“Growers have no choice; they have everything they own tied up as collateral when structuring their loan to build houses. These contracts are the same ones that will not cash flow without the upfront money being offered by these mega production companies in an effort to get their chickens grown as cheaply as possible.” – Reid Phifer, turkey and broiler grower
“They’ll give someone a contract for 10 years on it. But…the first time they have to make an amendment to the contract, there’s no time on it anymore. You’re back to ‘flock to flock.’”– Mike Weaver*, President of the Contract Poultry Growers Association of the Virginias
“I am not aware of any poultry contract that is renewed on an annual basis. Contracts are mostly flock to flock…you sign one and it remains in effect until there is a change. I operated several years under one contract more than once. This baseless statement makes everything sound warm and fuzzy, but is not accurate.” – Craig Watts, former contract poultry producer
“Some people may say ‘that’s the way life is.” [There’s] more to it than that. I understand that people go to the bank to buy property and call it home, and they feel like they are bound to the job that pays the bills. But you know what? You can quit that job and find another job and pay your bills. But once you get into this industry and you have a million dollars invested in a chicken farm, there’s not a lot of other things you can use a chicken farm for but to grow chicken.” – Eric Hedrick*, contract poultry producer

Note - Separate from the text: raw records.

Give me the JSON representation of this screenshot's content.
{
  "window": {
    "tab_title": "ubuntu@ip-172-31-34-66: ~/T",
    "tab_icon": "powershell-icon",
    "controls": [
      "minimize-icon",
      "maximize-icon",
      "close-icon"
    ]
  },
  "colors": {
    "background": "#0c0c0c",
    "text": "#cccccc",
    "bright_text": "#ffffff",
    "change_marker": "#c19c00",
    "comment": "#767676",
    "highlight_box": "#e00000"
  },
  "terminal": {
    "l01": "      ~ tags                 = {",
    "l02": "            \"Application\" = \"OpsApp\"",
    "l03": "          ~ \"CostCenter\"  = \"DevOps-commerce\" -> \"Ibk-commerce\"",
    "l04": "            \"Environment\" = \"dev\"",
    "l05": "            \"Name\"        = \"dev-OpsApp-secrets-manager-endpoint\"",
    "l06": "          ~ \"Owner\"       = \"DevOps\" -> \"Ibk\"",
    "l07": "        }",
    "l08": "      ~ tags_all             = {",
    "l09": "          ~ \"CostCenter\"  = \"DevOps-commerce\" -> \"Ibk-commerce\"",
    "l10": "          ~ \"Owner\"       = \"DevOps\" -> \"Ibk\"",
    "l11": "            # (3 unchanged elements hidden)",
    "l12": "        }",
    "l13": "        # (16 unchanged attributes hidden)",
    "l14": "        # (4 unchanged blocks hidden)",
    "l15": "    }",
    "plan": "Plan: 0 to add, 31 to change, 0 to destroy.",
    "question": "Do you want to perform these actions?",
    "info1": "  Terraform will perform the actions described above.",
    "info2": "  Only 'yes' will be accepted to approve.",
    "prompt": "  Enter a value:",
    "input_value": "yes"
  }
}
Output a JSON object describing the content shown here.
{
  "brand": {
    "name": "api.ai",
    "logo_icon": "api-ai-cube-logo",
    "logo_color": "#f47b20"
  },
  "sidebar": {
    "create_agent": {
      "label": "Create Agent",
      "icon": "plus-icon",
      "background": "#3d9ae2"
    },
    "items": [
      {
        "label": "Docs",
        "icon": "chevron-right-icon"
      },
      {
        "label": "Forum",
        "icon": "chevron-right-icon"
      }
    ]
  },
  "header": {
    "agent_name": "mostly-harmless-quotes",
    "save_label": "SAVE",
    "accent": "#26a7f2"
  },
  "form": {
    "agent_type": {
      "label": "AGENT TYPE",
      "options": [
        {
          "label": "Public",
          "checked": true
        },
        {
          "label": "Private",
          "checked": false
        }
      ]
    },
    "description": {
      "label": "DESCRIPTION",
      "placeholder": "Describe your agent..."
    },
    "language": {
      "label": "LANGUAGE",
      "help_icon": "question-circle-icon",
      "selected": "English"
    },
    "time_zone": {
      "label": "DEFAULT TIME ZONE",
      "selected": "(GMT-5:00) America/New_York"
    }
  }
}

And for good measure, here are a few perspectives on how deceptive the industry can be in working with or recruiting folks into the industry.
“What should have been the first signal was when I signed that contract on the hood of the truck. 1994 is when I went from 2 houses to 4 houses and the expenses way more than doubled, but the money [in] didn’t double. That was my “Oh crap!” But then you’re knee-deep in it. You just have to try to make the best of it.” – Craig Watts*, former contract poultry producer
“We must remember, these companies are in the business to make money and keep their shareholders happy. They are not in the business to help anyone but themselves; helping growers is not part of their production equation. Growers are mere tools used to get their product into their processing plants as cheaply as possible. If this were not the case, they would own the grow-out houses themselves. They know and realize there can never be hired labor that will put for the same effort as a person having all their assets tied up in their family’s business.” – Reid Phifer, turkey and broiler grower
* These quotes are from interviews in Under Contract, an upcoming independent documentary film produced by the Rural Advancement Foundation International (RAFI) and is expected to be released in fall 2016.
The bottom line?
Our chicken comes with a hefty price for growers who are kept under the thumb of a powerful poultry industry. Many have suffered in silence for too long. They need you to stand up. We’re not giving up on this fight and we know you won’t either. At the moment, the USDA still intends to finish their rules. We’ll let you know when the moment strikes how you can help our poultry growers.
In the meantime, here’s a list of the Representatives who voted against farmers, courtesy of our friends at the National Sustainable Agriculture Coalition. Do you live in one of these Representatives’ districts? If so, perhaps you’d like to write a note telling them how you feel? Visit the House website to send a note that you’re deeply upset they voted against farmers: